Copy the data exactly; pictures stay out of the copy.

Interface dataset entries
+++
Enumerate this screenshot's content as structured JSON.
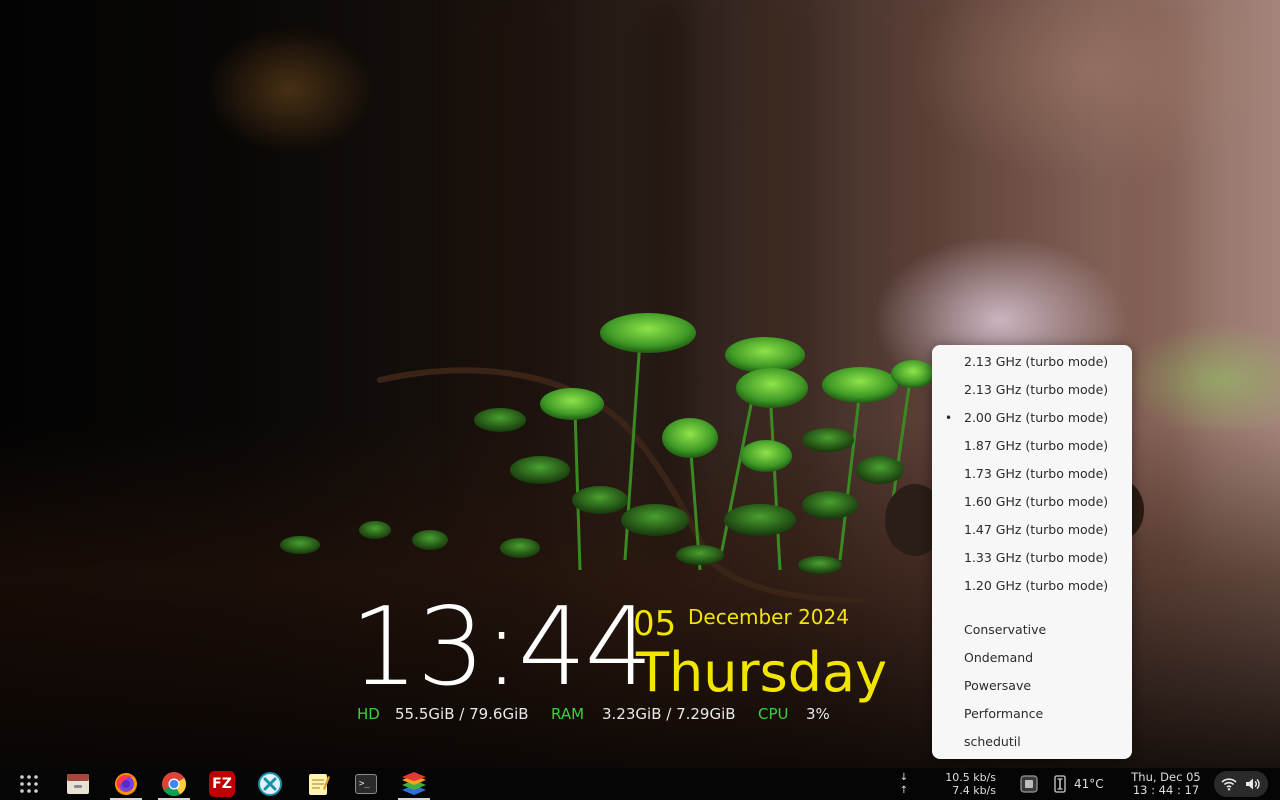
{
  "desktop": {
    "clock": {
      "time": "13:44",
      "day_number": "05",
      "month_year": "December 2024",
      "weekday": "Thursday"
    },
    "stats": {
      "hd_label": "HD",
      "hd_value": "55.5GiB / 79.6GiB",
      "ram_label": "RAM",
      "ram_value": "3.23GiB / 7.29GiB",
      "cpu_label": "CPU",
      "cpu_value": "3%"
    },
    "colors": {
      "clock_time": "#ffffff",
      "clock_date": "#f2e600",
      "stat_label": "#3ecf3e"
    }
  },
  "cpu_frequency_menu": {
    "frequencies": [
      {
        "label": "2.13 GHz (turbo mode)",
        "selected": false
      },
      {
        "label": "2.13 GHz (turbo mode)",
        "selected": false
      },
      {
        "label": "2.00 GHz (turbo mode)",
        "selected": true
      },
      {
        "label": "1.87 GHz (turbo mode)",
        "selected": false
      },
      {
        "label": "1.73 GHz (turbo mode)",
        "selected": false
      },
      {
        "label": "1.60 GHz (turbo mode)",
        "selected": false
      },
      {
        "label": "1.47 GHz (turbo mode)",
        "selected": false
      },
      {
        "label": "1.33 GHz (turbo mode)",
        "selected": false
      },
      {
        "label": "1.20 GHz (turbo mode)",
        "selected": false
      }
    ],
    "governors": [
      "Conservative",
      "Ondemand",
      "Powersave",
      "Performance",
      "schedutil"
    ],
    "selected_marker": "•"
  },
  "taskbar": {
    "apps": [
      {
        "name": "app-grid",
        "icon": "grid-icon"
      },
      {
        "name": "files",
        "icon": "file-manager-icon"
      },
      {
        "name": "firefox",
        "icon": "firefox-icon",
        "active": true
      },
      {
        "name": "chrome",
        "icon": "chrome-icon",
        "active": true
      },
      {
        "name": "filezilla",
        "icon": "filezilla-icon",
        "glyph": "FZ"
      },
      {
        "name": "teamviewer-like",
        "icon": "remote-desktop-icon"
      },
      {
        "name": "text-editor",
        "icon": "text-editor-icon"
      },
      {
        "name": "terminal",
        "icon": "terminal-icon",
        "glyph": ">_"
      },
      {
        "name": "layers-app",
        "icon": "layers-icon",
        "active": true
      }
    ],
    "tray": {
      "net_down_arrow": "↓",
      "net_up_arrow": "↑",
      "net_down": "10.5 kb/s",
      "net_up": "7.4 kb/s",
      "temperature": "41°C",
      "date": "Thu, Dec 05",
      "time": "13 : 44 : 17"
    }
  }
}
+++
[ANSWER SECTION]
Enumerate this screenshot's content as structured JSON.
{
  "desktop": {
    "clock": {
      "time": "13:44",
      "day_number": "05",
      "month_year": "December 2024",
      "weekday": "Thursday"
    },
    "stats": {
      "hd_label": "HD",
      "hd_value": "55.5GiB / 79.6GiB",
      "ram_label": "RAM",
      "ram_value": "3.23GiB / 7.29GiB",
      "cpu_label": "CPU",
      "cpu_value": "3%"
    },
    "colors": {
      "clock_time": "#ffffff",
      "clock_date": "#f2e600",
      "stat_label": "#3ecf3e"
    }
  },
  "cpu_frequency_menu": {
    "frequencies": [
      {
        "label": "2.13 GHz (turbo mode)",
        "selected": false
      },
      {
        "label": "2.13 GHz (turbo mode)",
        "selected": false
      },
      {
        "label": "2.00 GHz (turbo mode)",
        "selected": true
      },
      {
        "label": "1.87 GHz (turbo mode)",
        "selected": false
      },
      {
        "label": "1.73 GHz (turbo mode)",
        "selected": false
      },
      {
        "label": "1.60 GHz (turbo mode)",
        "selected": false
      },
      {
        "label": "1.47 GHz (turbo mode)",
        "selected": false
      },
      {
        "label": "1.33 GHz (turbo mode)",
        "selected": false
      },
      {
        "label": "1.20 GHz (turbo mode)",
        "selected": false
      }
    ],
    "governors": [
      "Conservative",
      "Ondemand",
      "Powersave",
      "Performance",
      "schedutil"
    ],
    "selected_marker": "•"
  },
  "taskbar": {
    "apps": [
      {
        "name": "app-grid",
        "icon": "grid-icon"
      },
      {
        "name": "files",
        "icon": "file-manager-icon"
      },
      {
        "name": "firefox",
        "icon": "firefox-icon",
        "active": true
      },
      {
        "name": "chrome",
        "icon": "chrome-icon",
        "active": true
      },
      {
        "name": "filezilla",
        "icon": "filezilla-icon",
        "glyph": "FZ"
      },
      {
        "name": "teamviewer-like",
        "icon": "remote-desktop-icon"
      },
      {
        "name": "text-editor",
        "icon": "text-editor-icon"
      },
      {
        "name": "terminal",
        "icon": "terminal-icon",
        "glyph": ">_"
      },
      {
        "name": "layers-app",
        "icon": "layers-icon",
        "active": true
      }
    ],
    "tray": {
      "net_down_arrow": "↓",
      "net_up_arrow": "↑",
      "net_down": "10.5 kb/s",
      "net_up": "7.4 kb/s",
      "temperature": "41°C",
      "date": "Thu, Dec 05",
      "time": "13 : 44 : 17"
    }
  }
}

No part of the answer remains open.